START Input data
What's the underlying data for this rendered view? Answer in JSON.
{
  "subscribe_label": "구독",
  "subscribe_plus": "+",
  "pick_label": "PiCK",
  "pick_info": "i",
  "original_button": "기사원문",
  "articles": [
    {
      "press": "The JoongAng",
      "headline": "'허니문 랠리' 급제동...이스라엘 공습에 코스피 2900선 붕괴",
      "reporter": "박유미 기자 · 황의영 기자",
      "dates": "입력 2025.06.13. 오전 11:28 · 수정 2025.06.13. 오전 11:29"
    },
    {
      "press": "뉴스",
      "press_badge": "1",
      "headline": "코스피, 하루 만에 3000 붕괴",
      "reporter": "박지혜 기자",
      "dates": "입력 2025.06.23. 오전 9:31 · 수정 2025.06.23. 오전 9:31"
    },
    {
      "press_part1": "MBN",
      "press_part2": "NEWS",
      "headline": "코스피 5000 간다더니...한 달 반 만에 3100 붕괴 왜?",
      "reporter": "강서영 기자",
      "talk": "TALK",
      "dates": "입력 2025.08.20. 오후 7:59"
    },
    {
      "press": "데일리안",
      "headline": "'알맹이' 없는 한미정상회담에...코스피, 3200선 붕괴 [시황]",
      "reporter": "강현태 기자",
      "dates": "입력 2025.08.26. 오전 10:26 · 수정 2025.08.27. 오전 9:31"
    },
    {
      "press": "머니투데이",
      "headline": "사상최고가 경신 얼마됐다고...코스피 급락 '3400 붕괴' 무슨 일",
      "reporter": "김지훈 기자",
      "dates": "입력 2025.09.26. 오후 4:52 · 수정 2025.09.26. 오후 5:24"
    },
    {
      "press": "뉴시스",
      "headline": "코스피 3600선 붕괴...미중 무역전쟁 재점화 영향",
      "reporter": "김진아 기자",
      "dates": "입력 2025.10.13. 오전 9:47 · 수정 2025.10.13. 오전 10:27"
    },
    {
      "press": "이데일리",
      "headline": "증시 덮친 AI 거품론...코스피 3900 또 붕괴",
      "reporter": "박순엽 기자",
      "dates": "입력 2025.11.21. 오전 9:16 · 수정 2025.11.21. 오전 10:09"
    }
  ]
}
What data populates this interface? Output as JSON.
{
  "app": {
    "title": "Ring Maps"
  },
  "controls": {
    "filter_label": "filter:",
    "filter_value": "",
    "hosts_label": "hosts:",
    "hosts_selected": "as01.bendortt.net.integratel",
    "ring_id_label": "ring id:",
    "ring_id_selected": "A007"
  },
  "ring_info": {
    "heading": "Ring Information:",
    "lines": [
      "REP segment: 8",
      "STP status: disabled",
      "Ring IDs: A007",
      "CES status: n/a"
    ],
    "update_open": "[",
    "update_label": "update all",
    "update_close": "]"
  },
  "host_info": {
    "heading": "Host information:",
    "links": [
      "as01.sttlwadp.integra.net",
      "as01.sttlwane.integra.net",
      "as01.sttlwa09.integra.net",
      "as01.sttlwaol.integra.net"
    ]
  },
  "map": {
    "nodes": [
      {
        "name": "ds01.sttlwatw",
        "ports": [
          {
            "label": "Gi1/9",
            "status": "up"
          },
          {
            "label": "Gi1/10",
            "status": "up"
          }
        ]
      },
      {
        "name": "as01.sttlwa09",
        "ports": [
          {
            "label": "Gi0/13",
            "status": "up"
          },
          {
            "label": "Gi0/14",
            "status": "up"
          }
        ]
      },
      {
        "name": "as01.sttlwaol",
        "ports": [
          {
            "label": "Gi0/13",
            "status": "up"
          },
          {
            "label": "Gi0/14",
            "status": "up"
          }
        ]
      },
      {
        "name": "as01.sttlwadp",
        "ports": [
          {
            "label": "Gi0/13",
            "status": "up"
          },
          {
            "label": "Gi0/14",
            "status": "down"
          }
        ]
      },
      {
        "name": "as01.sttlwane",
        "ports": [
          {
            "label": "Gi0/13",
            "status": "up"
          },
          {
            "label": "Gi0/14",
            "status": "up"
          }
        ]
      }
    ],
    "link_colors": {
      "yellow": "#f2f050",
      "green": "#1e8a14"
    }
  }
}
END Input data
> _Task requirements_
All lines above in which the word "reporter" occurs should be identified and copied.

> _Written answer_
      "reporter": "박유미 기자 · 황의영 기자",
      "reporter": "박지혜 기자",
      "reporter": "강서영 기자",
      "reporter": "강현태 기자",
      "reporter": "김지훈 기자",
      "reporter": "김진아 기자",
      "reporter": "박순엽 기자",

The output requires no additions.